··· Material supplied ···

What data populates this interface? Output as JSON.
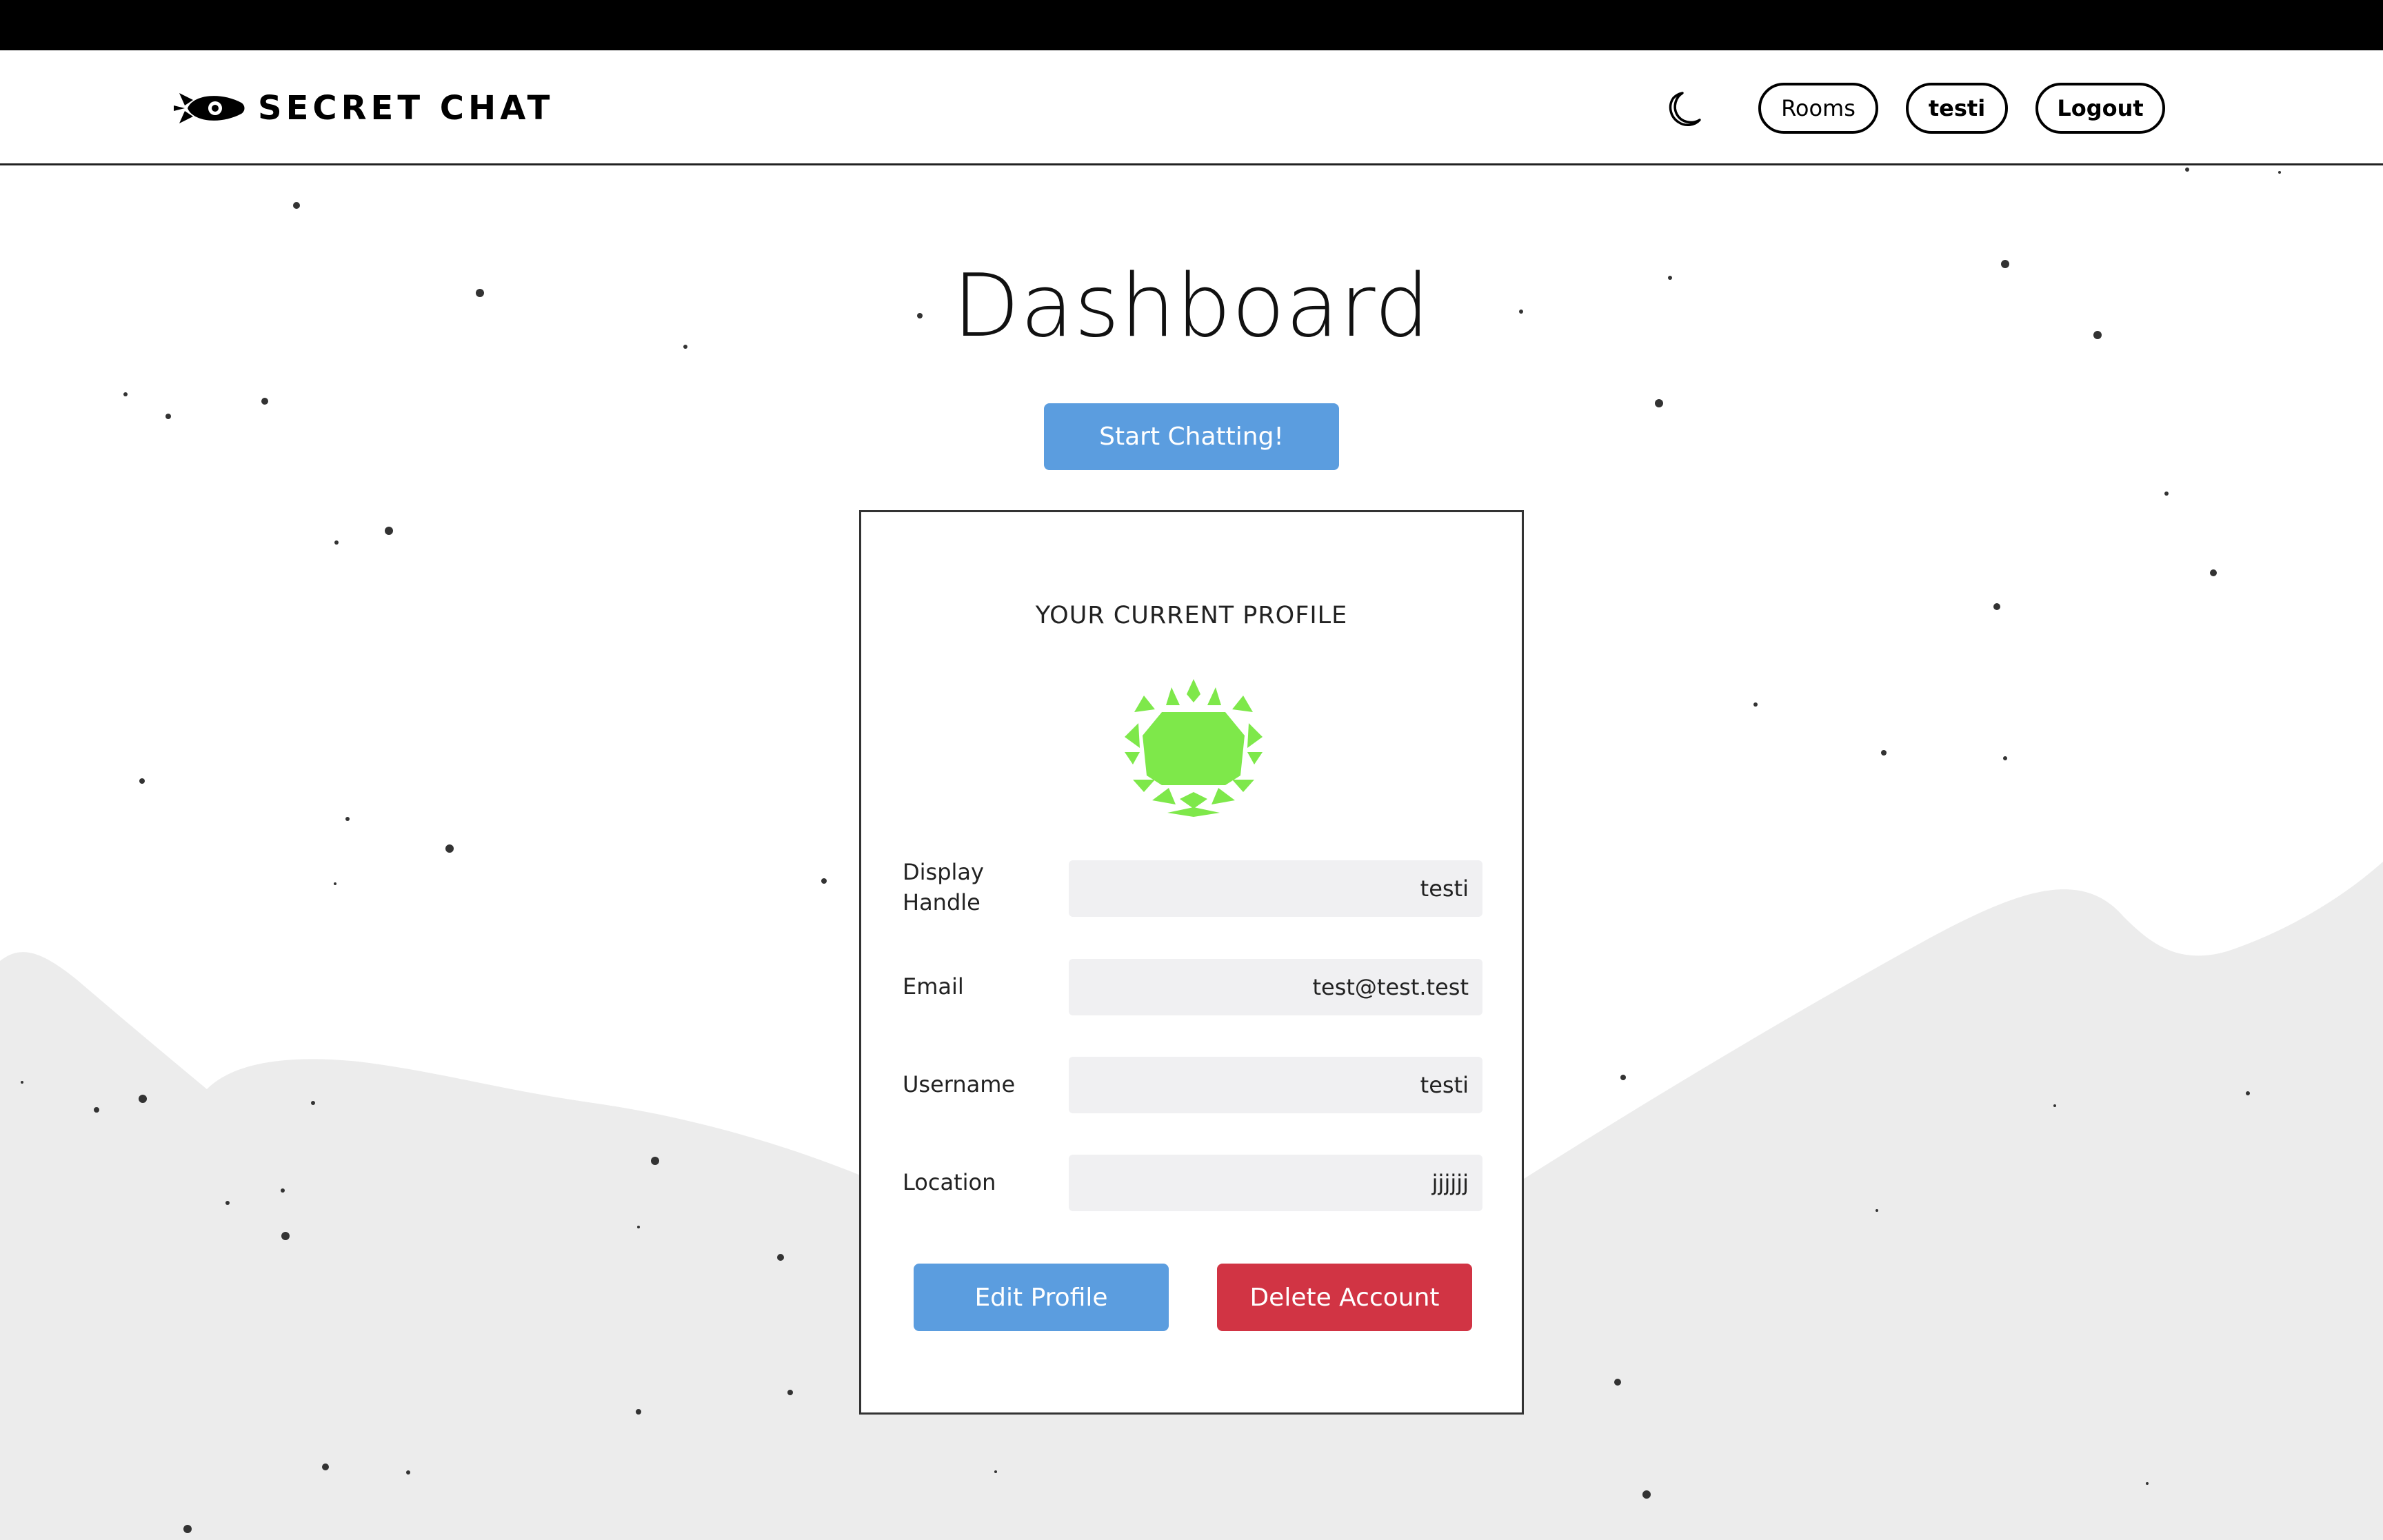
{
  "navbar": {
    "brand": "SECRET CHAT",
    "rooms_label": "Rooms",
    "user_label": "testi",
    "logout_label": "Logout"
  },
  "main": {
    "title": "Dashboard",
    "start_label": "Start Chatting!"
  },
  "profile": {
    "heading": "YOUR CURRENT PROFILE",
    "fields": [
      {
        "label": "Display\nHandle",
        "value": "testi"
      },
      {
        "label": "Email",
        "value": "test@test.test"
      },
      {
        "label": "Username",
        "value": "testi"
      },
      {
        "label": "Location",
        "value": "jjjjjj"
      }
    ],
    "edit_label": "Edit Profile",
    "delete_label": "Delete Account"
  },
  "colors": {
    "primary": "#5b9ddf",
    "danger": "#d13444",
    "avatar": "#7ee84a",
    "hill": "#ececec"
  },
  "icons": {
    "logo": "rocket-logo-icon",
    "theme": "moon-icon",
    "avatar": "identicon-avatar"
  }
}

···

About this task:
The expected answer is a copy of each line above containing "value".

Response to the task:
        "value": "testi"
        "value": "test@test.test"
        "value": "testi"
        "value": "jjjjjj"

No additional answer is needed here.